On October 19 2014 he overtook a pick-up truck on his motorbike at high speed without realising there was a roundabout ahead.
He hit the curb and flew head first into a wooden sleeper breaking his neck and back and severing his spinal cord.
After an eight and a half hour operation and the loss of five and a half pints of blood, Marcus was told that he would never walk again.
He was transferred to The London Spinal Cord Injury Centre in Stanmore where he underwent a grueling rehabilitation programme and learned how to live with his injuries.
Marcus managed to find strength in the face of disaster, he said: “Accept what it was now and see the next step.
“Once you dwell on something you will never have the chance to move forward.”
Shortly after he left the centre Marcus’ cousin introduced him to Aaron Gilbert, who had also been in a car accident that left him in a wheelchair.
Aaron had started training with the team at Carney’s Community Centre and tried to convince Marcus to join him for boxing training.
Marcus said: “I was going back to Stanmore to use their gym because it’s adapted plus I felt a bit embarrassed being in a wheelchair going to a normal gym.”
After some persuasion Marcus decided to go along to the centre to see how Aaron, whose right hand was still not fully functioning, managed to box.

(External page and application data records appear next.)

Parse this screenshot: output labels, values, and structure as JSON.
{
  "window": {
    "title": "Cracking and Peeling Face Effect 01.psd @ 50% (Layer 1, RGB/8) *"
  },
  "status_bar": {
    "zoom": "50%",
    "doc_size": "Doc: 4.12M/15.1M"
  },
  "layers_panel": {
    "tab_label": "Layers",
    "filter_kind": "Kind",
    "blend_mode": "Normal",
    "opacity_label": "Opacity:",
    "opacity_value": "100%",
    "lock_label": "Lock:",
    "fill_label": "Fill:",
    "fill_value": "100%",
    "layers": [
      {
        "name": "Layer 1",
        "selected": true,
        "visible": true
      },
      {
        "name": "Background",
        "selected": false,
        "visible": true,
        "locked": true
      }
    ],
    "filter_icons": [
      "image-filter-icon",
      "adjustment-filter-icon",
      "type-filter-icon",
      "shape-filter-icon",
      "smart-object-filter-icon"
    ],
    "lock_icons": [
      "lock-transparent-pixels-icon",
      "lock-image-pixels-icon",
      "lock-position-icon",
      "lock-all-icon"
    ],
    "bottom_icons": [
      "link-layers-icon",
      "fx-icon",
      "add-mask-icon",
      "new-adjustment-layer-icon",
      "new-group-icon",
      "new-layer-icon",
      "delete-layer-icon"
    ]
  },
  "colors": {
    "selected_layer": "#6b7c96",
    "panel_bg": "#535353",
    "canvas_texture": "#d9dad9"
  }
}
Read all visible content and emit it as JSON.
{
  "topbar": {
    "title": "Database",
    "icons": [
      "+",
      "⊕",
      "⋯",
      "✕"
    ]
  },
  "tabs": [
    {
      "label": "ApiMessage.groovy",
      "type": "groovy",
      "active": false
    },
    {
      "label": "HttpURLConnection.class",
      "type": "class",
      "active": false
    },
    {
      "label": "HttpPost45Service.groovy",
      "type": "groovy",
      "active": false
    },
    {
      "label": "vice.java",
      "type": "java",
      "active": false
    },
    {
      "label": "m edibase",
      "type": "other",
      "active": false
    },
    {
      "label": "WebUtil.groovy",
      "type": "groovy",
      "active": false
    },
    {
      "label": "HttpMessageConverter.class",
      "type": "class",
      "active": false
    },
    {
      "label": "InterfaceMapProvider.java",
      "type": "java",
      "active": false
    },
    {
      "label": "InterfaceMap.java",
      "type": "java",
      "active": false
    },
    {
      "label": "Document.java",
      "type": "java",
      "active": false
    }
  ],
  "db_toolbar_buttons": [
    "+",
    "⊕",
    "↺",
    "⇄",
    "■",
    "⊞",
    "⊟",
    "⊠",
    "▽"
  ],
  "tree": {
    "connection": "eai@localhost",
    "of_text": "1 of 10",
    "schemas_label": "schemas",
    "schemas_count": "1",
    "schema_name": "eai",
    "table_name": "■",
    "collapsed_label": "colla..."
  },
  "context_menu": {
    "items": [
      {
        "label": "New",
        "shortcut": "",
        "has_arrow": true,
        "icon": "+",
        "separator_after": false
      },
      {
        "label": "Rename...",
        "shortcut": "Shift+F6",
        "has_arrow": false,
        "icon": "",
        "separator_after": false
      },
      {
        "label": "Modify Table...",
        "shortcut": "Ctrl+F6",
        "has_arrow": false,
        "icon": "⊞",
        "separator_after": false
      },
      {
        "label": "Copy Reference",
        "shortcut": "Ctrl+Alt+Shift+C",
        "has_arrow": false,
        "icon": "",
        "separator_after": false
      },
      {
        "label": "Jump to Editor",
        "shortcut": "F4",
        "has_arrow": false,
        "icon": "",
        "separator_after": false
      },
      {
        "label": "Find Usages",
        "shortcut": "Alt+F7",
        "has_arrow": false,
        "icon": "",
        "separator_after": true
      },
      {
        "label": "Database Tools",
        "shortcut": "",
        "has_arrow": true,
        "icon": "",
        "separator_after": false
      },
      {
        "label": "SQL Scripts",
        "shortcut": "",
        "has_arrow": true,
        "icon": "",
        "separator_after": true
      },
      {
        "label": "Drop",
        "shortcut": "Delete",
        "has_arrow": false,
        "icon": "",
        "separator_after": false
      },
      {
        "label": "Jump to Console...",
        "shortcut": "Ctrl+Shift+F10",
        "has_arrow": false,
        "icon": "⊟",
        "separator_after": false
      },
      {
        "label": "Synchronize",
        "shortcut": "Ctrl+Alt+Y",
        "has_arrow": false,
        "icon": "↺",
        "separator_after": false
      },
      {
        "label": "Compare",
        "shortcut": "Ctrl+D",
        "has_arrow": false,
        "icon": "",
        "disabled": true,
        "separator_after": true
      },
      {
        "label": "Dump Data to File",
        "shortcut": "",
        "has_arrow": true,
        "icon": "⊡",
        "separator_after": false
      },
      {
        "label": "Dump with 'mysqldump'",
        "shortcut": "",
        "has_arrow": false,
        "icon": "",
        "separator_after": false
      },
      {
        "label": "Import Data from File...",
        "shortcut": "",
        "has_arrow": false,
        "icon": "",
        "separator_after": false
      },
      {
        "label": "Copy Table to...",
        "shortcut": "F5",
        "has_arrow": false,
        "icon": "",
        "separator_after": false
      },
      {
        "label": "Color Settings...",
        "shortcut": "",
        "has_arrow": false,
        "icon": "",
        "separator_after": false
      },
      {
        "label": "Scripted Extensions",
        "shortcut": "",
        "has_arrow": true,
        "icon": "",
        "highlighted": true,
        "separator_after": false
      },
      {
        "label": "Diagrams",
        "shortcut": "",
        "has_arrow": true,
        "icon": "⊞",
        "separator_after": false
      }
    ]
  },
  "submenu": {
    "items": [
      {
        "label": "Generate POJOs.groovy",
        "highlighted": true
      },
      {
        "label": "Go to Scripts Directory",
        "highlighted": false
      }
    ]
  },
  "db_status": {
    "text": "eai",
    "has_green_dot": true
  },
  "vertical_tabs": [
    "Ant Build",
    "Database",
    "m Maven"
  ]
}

Marcus said: “I went down to Carney’s and it was the best thing I’ve ever done and I mean the best thing I’ve ever done, the best rehabilitation I could ever do.”
He found his balance, strength and speed dramatically improved as well as having a huge boost in his confidence and his anxiety eased.
He plans to tackle the level three and four personal training exams in order to start working with other disabled people and give them the opportunity to progress in fitness.
Marcus’ inspiration and drive have taken him from strength to strength since his accident but he credits his achievements to the support of his family, friends and loyal girlfriend.
He said: “I think that’s what really helped me, having a good support network.”
Image courtesy of Marcus Perrineau-Daley, with thanks